With vast geographic distribution and a plethora of vulnerable host plants, the irregular looking field dodder (Cuscuta campestris) is one of the most widespread and most harmful pests among the flowering parasitic plants. Field dodder can easily become a problem in flower gardens, vegetable gardens (e.g. tomato, sweet pepper, potatoes and cabbage), or possibly even show up in greenhouse crops. The most devastating damage, however, comes from field dodder outbreaks in newly-established perennial legume crops (alfalfa, clover, etc.), which are generally the preferred hosts of this plant species.
Field dodder may be known by common names such as strangle weed, witch’s hair, or devils’ hair. It is composed of golden yellow, leafless “threads” that twine all throughout and over its victim plant as well as those plants around it. These threads attach themselves with short, suction-cup-like suckers that originate from the base of the dodder stems. The suckers will then penetrate the stems of host plants where it will access all of its needed nourishment.

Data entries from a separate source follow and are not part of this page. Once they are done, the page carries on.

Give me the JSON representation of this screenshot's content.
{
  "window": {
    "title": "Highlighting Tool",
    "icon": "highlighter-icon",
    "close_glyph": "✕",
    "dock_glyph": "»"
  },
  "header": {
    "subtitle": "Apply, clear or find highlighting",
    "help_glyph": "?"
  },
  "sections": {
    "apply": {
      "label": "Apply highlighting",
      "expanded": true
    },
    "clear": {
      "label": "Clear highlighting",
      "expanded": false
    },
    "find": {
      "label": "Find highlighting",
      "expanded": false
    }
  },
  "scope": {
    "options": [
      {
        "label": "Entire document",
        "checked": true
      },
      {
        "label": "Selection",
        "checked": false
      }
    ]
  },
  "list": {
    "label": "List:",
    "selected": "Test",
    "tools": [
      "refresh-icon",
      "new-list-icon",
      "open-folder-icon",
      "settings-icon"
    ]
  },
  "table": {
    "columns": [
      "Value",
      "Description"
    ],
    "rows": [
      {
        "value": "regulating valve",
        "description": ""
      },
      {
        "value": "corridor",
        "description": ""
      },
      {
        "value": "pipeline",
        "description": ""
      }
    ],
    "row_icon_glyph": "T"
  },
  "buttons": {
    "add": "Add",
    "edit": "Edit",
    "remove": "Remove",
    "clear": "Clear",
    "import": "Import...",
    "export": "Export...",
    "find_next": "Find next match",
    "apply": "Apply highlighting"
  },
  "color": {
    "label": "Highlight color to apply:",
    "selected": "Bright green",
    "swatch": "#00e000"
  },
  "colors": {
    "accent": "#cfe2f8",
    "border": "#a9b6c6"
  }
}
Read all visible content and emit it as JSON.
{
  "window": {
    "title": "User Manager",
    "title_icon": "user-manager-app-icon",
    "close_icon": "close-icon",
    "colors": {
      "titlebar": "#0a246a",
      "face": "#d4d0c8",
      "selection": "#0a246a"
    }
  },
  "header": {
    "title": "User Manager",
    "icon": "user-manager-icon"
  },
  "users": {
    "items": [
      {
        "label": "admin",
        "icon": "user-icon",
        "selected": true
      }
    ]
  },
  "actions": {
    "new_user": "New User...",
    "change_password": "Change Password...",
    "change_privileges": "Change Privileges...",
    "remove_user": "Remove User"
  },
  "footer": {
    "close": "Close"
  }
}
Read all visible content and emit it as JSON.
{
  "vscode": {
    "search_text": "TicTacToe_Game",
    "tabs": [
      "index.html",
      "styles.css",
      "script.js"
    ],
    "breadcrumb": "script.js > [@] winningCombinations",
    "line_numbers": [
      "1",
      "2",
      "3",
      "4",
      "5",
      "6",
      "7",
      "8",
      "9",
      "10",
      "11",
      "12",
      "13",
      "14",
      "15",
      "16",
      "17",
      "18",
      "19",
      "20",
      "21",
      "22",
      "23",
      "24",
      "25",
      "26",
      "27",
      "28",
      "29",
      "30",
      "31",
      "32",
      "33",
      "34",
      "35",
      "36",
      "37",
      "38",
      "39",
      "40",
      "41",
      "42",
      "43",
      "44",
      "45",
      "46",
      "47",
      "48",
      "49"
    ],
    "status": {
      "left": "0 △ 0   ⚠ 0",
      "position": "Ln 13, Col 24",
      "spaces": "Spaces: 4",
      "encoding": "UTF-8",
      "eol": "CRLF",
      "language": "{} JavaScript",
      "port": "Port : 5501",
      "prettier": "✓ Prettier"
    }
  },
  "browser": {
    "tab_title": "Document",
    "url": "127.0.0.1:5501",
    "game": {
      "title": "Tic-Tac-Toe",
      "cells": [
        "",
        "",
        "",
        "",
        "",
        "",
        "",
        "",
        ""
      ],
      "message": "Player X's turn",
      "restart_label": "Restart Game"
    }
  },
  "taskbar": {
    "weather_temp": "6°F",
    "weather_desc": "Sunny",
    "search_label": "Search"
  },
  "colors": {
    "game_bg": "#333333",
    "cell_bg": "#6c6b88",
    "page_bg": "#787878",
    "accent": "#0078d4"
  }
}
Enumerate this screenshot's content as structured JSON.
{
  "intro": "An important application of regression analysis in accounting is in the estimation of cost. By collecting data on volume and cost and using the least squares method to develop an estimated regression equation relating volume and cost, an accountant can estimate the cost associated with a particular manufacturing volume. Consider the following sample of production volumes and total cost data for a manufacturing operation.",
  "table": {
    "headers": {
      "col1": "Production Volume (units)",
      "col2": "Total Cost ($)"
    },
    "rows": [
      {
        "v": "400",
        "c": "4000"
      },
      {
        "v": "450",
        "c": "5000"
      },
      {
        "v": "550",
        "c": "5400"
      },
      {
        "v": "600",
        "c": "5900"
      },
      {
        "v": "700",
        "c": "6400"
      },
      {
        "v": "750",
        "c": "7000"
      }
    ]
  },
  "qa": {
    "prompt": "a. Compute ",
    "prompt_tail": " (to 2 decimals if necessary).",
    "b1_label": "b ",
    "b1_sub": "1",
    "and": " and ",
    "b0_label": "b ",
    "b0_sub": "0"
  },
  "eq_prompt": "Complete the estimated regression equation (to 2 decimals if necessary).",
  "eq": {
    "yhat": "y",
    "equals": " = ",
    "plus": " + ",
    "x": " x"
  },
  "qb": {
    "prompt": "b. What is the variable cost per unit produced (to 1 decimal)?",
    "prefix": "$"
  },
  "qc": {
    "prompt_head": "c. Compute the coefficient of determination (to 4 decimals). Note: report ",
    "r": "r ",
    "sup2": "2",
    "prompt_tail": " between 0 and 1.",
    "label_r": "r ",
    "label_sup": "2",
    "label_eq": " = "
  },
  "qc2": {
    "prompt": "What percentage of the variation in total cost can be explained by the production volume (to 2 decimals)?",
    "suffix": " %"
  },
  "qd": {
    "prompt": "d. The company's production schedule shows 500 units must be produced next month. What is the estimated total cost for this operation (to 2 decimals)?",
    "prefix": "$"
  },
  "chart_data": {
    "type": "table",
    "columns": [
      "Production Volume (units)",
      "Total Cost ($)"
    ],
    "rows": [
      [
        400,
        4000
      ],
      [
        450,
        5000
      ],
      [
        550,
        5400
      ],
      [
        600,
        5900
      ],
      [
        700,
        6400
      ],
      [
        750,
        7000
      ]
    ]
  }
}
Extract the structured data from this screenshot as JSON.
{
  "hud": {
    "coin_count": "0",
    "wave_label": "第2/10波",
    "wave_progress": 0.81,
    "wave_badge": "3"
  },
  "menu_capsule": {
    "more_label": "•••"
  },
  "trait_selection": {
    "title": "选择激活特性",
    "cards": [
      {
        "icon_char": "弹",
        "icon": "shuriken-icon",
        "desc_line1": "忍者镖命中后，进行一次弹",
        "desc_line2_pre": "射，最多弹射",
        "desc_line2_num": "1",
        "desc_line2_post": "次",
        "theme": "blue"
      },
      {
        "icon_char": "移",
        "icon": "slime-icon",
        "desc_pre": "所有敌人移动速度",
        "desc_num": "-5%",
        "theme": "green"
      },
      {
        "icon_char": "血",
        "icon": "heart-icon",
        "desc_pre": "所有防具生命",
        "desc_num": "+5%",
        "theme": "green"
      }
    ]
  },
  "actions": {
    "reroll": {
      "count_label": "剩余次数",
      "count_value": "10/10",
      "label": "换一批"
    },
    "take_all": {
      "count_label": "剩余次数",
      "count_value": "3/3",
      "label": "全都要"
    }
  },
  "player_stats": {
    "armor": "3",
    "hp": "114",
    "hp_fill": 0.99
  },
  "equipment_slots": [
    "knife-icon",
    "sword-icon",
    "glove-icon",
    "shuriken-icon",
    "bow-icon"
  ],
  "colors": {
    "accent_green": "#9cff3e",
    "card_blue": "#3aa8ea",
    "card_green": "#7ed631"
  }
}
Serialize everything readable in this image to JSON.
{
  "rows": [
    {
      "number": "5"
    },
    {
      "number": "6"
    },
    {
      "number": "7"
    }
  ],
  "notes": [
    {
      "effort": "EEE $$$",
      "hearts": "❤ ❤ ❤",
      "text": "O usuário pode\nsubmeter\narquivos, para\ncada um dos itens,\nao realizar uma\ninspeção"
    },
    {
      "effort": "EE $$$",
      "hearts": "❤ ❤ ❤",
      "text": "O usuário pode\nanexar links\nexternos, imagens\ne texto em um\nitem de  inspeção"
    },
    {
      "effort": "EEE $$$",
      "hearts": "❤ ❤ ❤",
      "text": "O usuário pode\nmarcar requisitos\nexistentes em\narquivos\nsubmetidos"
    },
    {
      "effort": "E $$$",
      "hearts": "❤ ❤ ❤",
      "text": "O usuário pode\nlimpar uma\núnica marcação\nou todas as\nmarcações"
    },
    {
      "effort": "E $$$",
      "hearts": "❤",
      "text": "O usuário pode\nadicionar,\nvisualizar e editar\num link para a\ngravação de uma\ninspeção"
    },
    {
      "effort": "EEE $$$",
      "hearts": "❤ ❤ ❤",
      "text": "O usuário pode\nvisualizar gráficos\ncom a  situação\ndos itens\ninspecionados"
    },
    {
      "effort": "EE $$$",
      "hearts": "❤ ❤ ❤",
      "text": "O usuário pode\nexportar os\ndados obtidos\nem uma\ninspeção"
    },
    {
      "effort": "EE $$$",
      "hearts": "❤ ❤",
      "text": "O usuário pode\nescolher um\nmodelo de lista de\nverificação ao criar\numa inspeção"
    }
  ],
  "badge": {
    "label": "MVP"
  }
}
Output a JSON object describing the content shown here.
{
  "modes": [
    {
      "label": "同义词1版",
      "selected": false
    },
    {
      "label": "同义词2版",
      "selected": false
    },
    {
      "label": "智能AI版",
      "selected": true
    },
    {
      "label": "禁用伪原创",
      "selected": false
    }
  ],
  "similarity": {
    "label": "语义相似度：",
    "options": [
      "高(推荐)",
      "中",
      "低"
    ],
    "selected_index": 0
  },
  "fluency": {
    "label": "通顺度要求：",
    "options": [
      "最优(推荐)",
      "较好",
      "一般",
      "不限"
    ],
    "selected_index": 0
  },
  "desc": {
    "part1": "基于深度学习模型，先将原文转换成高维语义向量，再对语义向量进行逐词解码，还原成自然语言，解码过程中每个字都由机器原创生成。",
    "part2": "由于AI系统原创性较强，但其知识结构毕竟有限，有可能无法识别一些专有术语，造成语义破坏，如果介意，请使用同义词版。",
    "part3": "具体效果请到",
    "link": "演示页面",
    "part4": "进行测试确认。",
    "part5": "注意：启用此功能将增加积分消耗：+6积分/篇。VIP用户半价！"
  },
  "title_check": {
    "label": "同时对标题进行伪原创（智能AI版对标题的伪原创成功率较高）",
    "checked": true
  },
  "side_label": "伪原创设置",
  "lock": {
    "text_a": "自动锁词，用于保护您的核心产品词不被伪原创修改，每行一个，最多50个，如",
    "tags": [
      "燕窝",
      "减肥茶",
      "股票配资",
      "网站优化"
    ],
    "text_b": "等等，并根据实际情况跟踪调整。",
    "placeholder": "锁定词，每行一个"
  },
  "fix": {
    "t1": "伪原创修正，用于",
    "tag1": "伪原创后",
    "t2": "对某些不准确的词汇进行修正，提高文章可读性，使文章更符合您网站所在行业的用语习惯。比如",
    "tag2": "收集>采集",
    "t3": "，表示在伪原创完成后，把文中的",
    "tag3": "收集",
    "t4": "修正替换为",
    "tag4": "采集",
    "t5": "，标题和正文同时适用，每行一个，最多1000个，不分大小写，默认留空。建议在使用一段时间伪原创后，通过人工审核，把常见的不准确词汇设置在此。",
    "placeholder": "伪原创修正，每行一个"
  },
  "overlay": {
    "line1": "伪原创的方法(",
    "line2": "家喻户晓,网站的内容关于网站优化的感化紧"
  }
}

Because this plant is an annual it must replicate from seed, ergo flowering is crucial to its survival. The flowers of the field dodder are small, whitish, and 1/4 inch in diameter. They appear on the plant anywhere from April to October and will produce a seedpod that is two-celled and four-seeded.
Plants growing in the current season will be killed by the first frost of the fall. The seeds might sprout the following spring, or they may lie dormant for a number of years. Germination for this plant takes place in the soil, but interestingly the field dodder’s roots die as soon as the plant finds and penetrates an acceptable host. After attachment, the field dodder leeches its nourishment totally from the host plant. A single dodder plant can spread by branching and attacking additional host plants.
The field dodder cannot be destroyed by pulling it off the host plants. This is because remaining stem pieces will continue to grow, re-establishing itself once again. Destroying the host plants can control dodder. This method, however, usually is not too favorable a solution for many a gardener nor farmer. Chemical control can be had by using Trifluralin (Preen, Miracle-Gro Garden Weed Preventer, Treflan, Hi-Yield Herbicide Granules Weed and Grass Stopper). It is a pre-emergent herbicide that can be used for control if applied before the dodder seed germinates. This may be your best option. There is always glyphosate (Round-up, Kleen-up, Killzall, etc.), which is quite effective on dodder. However, glyphosate is a nonselective herbicide and will kill whatever it hits, including the host plants.
Rip Winkel is the Horticulture agent in the Cottonwood District (Barton and Ellis Counties) for K-State Research and Extension. One can contact him by email at firstname.lastname@example.org or calling either 785-682-9430, or 620-793-1910.